=== Work item ===
In your copy, leave out the pictures; write out all the data exactly.

··· Extracted records ···

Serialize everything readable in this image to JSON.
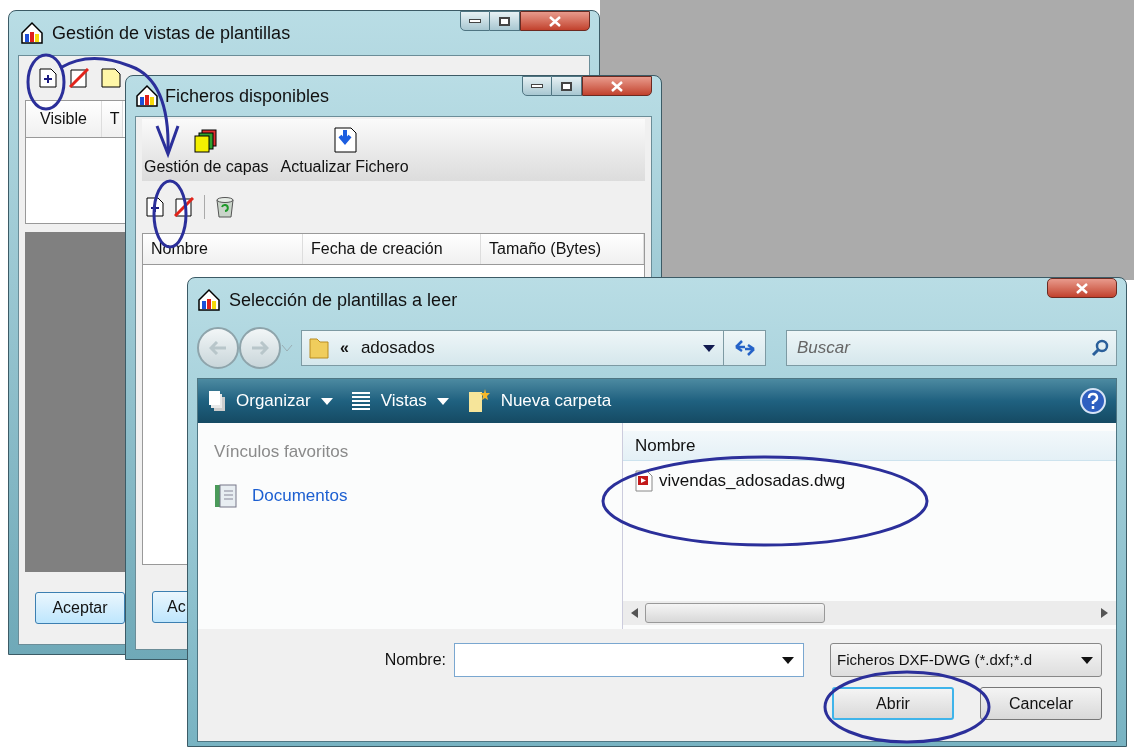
{
  "main_window": {
    "title": "Gestión de vistas de plantillas",
    "columns": [
      "Visible",
      "T"
    ],
    "buttons": [
      "Aceptar"
    ]
  },
  "files_window": {
    "title": "Ficheros disponibles",
    "toolbar": [
      "Gestión de capas",
      "Actualizar Fichero"
    ],
    "columns": [
      "Nombre",
      "Fecha de creación",
      "Tamaño (Bytes)"
    ],
    "buttons": [
      "Ac"
    ]
  },
  "open_dialog": {
    "title": "Selección de plantillas a leer",
    "path_prefix": "«",
    "path": "adosados",
    "search": {
      "placeholder": "Buscar"
    },
    "commands": [
      {
        "label": "Organizar",
        "kind": "menu"
      },
      {
        "label": "Vistas",
        "kind": "menu"
      },
      {
        "label": "Nueva carpeta",
        "kind": "action"
      }
    ],
    "favorites_heading": "Vínculos favoritos",
    "favorites": [
      "Documentos"
    ],
    "column": "Nombre",
    "files": [
      {
        "name": "vivendas_adosadas.dwg",
        "selected": false
      }
    ],
    "filename_label": "Nombre:",
    "filter": "Ficheros DXF-DWG (*.dxf;*.d",
    "buttons": [
      {
        "label": "Abrir",
        "default": true
      },
      {
        "label": "Cancelar",
        "default": false
      }
    ]
  }
}
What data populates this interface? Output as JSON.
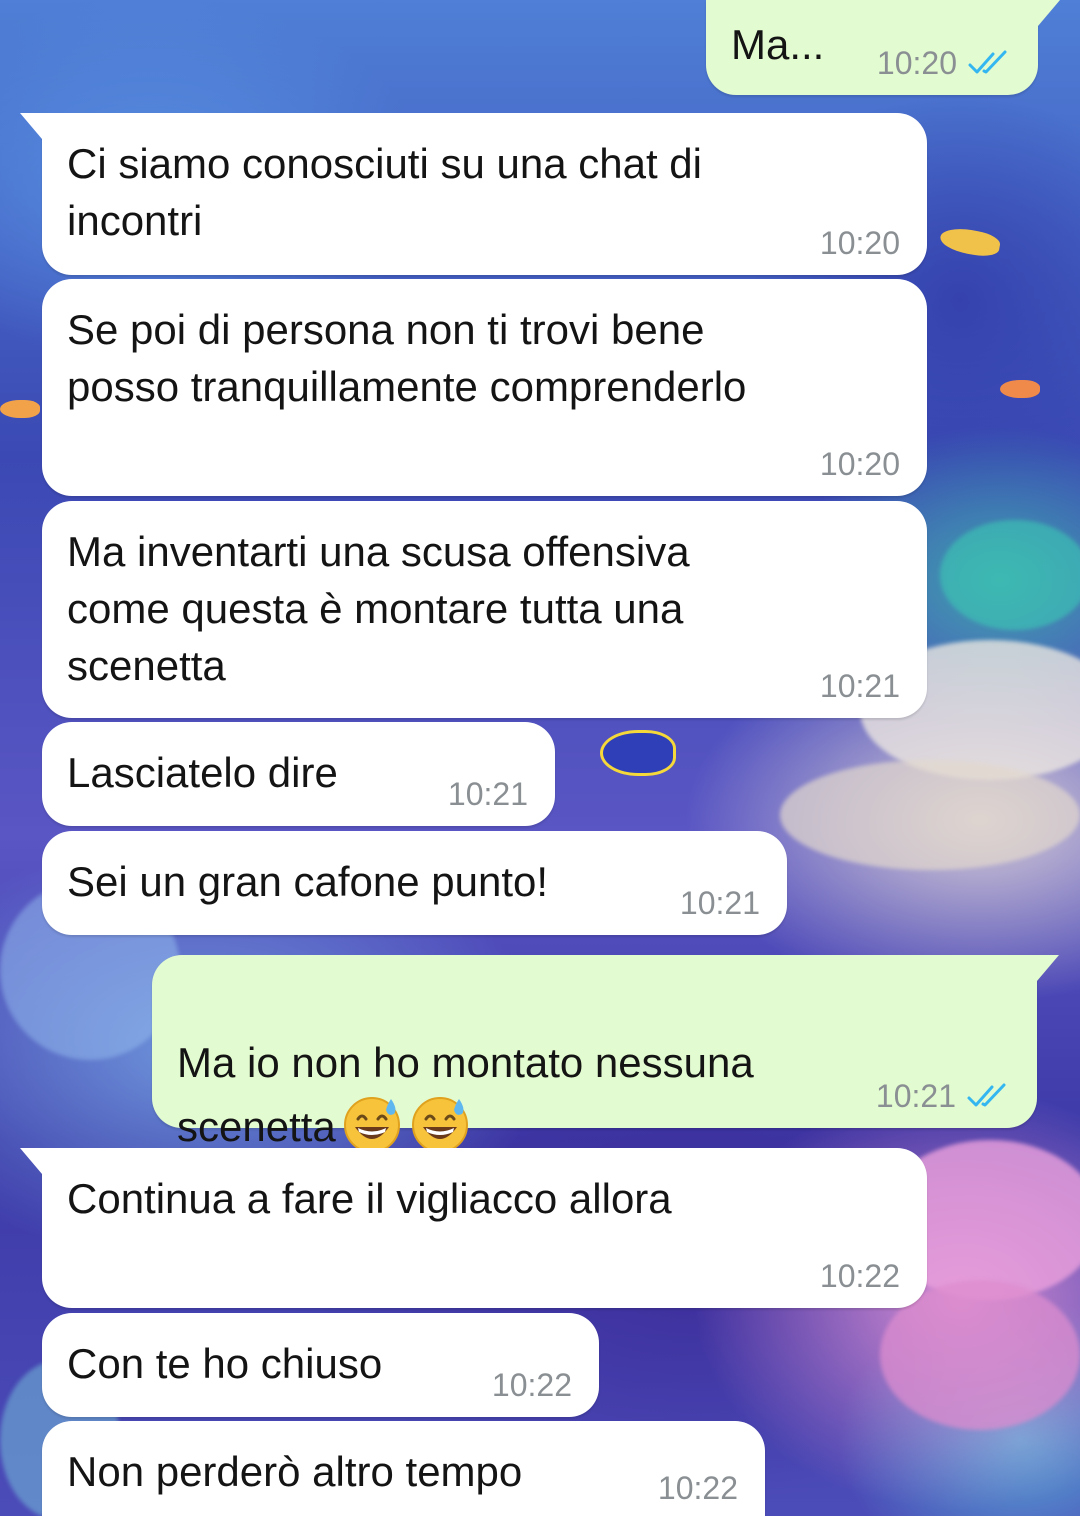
{
  "colors": {
    "incoming_bubble": "#ffffff",
    "outgoing_bubble": "#e3fbd0",
    "text": "#141414",
    "timestamp": "#8a8f93",
    "read_ticks": "#34b7f1"
  },
  "messages": [
    {
      "direction": "outgoing",
      "text": "Ma...",
      "time": "10:20",
      "status": "read",
      "status_icon": "double-check-icon"
    },
    {
      "direction": "incoming",
      "text": "Ci siamo conosciuti su una chat di\nincontri",
      "time": "10:20"
    },
    {
      "direction": "incoming",
      "text": "Se poi di persona non ti trovi bene\nposso tranquillamente comprenderlo",
      "time": "10:20"
    },
    {
      "direction": "incoming",
      "text": "Ma inventarti una scusa offensiva\ncome questa è montare tutta una\nscenetta",
      "time": "10:21"
    },
    {
      "direction": "incoming",
      "text": "Lasciatelo dire",
      "time": "10:21"
    },
    {
      "direction": "incoming",
      "text": "Sei un gran cafone punto!",
      "time": "10:21"
    },
    {
      "direction": "outgoing",
      "text": "Ma io non ho montato nessuna\nscenetta",
      "emoji": [
        "grinning-face-with-sweat-emoji",
        "grinning-face-with-sweat-emoji"
      ],
      "time": "10:21",
      "status": "read",
      "status_icon": "double-check-icon"
    },
    {
      "direction": "incoming",
      "text": "Continua a fare il vigliacco allora",
      "time": "10:22"
    },
    {
      "direction": "incoming",
      "text": "Con te ho chiuso",
      "time": "10:22"
    },
    {
      "direction": "incoming",
      "text": "Non perderò altro tempo",
      "time": "10:22"
    }
  ]
}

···

=== Answer below ===
Serialize everything readable in this image to JSON.
{
  "main_window": {
    "title": "Gestión de vistas de plantillas",
    "columns": [
      "Visible",
      "T"
    ],
    "buttons": [
      "Aceptar"
    ]
  },
  "files_window": {
    "title": "Ficheros disponibles",
    "toolbar": [
      "Gestión de capas",
      "Actualizar Fichero"
    ],
    "columns": [
      "Nombre",
      "Fecha de creación",
      "Tamaño (Bytes)"
    ],
    "buttons": [
      "Ac"
    ]
  },
  "open_dialog": {
    "title": "Selección de plantillas a leer",
    "path_prefix": "«",
    "path": "adosados",
    "search": {
      "placeholder": "Buscar"
    },
    "commands": [
      {
        "label": "Organizar",
        "kind": "menu"
      },
      {
        "label": "Vistas",
        "kind": "menu"
      },
      {
        "label": "Nueva carpeta",
        "kind": "action"
      }
    ],
    "favorites_heading": "Vínculos favoritos",
    "favorites": [
      "Documentos"
    ],
    "column": "Nombre",
    "files": [
      {
        "name": "vivendas_adosadas.dwg",
        "selected": false
      }
    ],
    "filename_label": "Nombre:",
    "filter": "Ficheros DXF-DWG (*.dxf;*.d",
    "buttons": [
      {
        "label": "Abrir",
        "default": true
      },
      {
        "label": "Cancelar",
        "default": false
      }
    ]
  }
}
What data populates this interface? Output as JSON.
{
  "colors": {
    "incoming_bubble": "#ffffff",
    "outgoing_bubble": "#e3fbd0",
    "text": "#141414",
    "timestamp": "#8a8f93",
    "read_ticks": "#34b7f1"
  },
  "messages": [
    {
      "direction": "outgoing",
      "text": "Ma...",
      "time": "10:20",
      "status": "read",
      "status_icon": "double-check-icon"
    },
    {
      "direction": "incoming",
      "text": "Ci siamo conosciuti su una chat di\nincontri",
      "time": "10:20"
    },
    {
      "direction": "incoming",
      "text": "Se poi di persona non ti trovi bene\nposso tranquillamente comprenderlo",
      "time": "10:20"
    },
    {
      "direction": "incoming",
      "text": "Ma inventarti una scusa offensiva\ncome questa è montare tutta una\nscenetta",
      "time": "10:21"
    },
    {
      "direction": "incoming",
      "text": "Lasciatelo dire",
      "time": "10:21"
    },
    {
      "direction": "incoming",
      "text": "Sei un gran cafone punto!",
      "time": "10:21"
    },
    {
      "direction": "outgoing",
      "text": "Ma io non ho montato nessuna\nscenetta",
      "emoji": [
        "grinning-face-with-sweat-emoji",
        "grinning-face-with-sweat-emoji"
      ],
      "time": "10:21",
      "status": "read",
      "status_icon": "double-check-icon"
    },
    {
      "direction": "incoming",
      "text": "Continua a fare il vigliacco allora",
      "time": "10:22"
    },
    {
      "direction": "incoming",
      "text": "Con te ho chiuso",
      "time": "10:22"
    },
    {
      "direction": "incoming",
      "text": "Non perderò altro tempo",
      "time": "10:22"
    }
  ]
}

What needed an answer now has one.